Task details: Copy out every record below with complete accuracy.

====== Records provided ======

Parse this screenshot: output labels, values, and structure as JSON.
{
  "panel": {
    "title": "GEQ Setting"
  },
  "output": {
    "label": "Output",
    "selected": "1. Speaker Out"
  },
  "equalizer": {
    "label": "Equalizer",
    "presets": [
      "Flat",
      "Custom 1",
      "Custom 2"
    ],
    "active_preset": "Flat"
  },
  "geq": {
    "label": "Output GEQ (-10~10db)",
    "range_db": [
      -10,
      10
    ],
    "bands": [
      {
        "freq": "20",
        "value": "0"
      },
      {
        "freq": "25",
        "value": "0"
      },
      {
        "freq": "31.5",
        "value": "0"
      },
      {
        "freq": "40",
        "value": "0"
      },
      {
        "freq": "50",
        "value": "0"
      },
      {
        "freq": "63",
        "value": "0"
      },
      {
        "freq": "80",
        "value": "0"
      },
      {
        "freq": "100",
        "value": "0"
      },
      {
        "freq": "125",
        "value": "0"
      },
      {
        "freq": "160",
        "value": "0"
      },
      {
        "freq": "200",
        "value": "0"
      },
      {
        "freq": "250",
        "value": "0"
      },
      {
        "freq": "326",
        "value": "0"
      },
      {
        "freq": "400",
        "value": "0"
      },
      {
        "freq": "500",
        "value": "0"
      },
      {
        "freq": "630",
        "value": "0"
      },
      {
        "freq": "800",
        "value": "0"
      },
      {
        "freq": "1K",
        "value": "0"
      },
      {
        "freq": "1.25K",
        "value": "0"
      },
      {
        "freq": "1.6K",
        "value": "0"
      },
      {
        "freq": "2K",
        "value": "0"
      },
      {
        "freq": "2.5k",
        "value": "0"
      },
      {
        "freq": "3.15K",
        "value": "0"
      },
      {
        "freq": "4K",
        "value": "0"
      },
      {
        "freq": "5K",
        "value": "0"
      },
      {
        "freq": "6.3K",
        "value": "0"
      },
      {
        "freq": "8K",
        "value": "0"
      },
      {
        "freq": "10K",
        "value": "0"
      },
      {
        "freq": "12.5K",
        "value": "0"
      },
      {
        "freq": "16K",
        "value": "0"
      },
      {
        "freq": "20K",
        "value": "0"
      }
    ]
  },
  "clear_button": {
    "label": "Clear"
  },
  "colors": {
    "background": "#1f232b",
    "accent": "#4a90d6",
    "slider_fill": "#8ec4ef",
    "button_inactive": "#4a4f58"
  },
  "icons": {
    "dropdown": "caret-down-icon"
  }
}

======

Final answer:
Parse this screenshot: output labels, values, and structure as JSON.
{
  "panel": {
    "title": "GEQ Setting"
  },
  "output": {
    "label": "Output",
    "selected": "1. Speaker Out"
  },
  "equalizer": {
    "label": "Equalizer",
    "presets": [
      "Flat",
      "Custom 1",
      "Custom 2"
    ],
    "active_preset": "Flat"
  },
  "geq": {
    "label": "Output GEQ (-10~10db)",
    "range_db": [
      -10,
      10
    ],
    "bands": [
      {
        "freq": "20",
        "value": "0"
      },
      {
        "freq": "25",
        "value": "0"
      },
      {
        "freq": "31.5",
        "value": "0"
      },
      {
        "freq": "40",
        "value": "0"
      },
      {
        "freq": "50",
        "value": "0"
      },
      {
        "freq": "63",
        "value": "0"
      },
      {
        "freq": "80",
        "value": "0"
      },
      {
        "freq": "100",
        "value": "0"
      },
      {
        "freq": "125",
        "value": "0"
      },
      {
        "freq": "160",
        "value": "0"
      },
      {
        "freq": "200",
        "value": "0"
      },
      {
        "freq": "250",
        "value": "0"
      },
      {
        "freq": "326",
        "value": "0"
      },
      {
        "freq": "400",
        "value": "0"
      },
      {
        "freq": "500",
        "value": "0"
      },
      {
        "freq": "630",
        "value": "0"
      },
      {
        "freq": "800",
        "value": "0"
      },
      {
        "freq": "1K",
        "value": "0"
      },
      {
        "freq": "1.25K",
        "value": "0"
      },
      {
        "freq": "1.6K",
        "value": "0"
      },
      {
        "freq": "2K",
        "value": "0"
      },
      {
        "freq": "2.5k",
        "value": "0"
      },
      {
        "freq": "3.15K",
        "value": "0"
      },
      {
        "freq": "4K",
        "value": "0"
      },
      {
        "freq": "5K",
        "value": "0"
      },
      {
        "freq": "6.3K",
        "value": "0"
      },
      {
        "freq": "8K",
        "value": "0"
      },
      {
        "freq": "10K",
        "value": "0"
      },
      {
        "freq": "12.5K",
        "value": "0"
      },
      {
        "freq": "16K",
        "value": "0"
      },
      {
        "freq": "20K",
        "value": "0"
      }
    ]
  },
  "clear_button": {
    "label": "Clear"
  },
  "colors": {
    "background": "#1f232b",
    "accent": "#4a90d6",
    "slider_fill": "#8ec4ef",
    "button_inactive": "#4a4f58"
  },
  "icons": {
    "dropdown": "caret-down-icon"
  }
}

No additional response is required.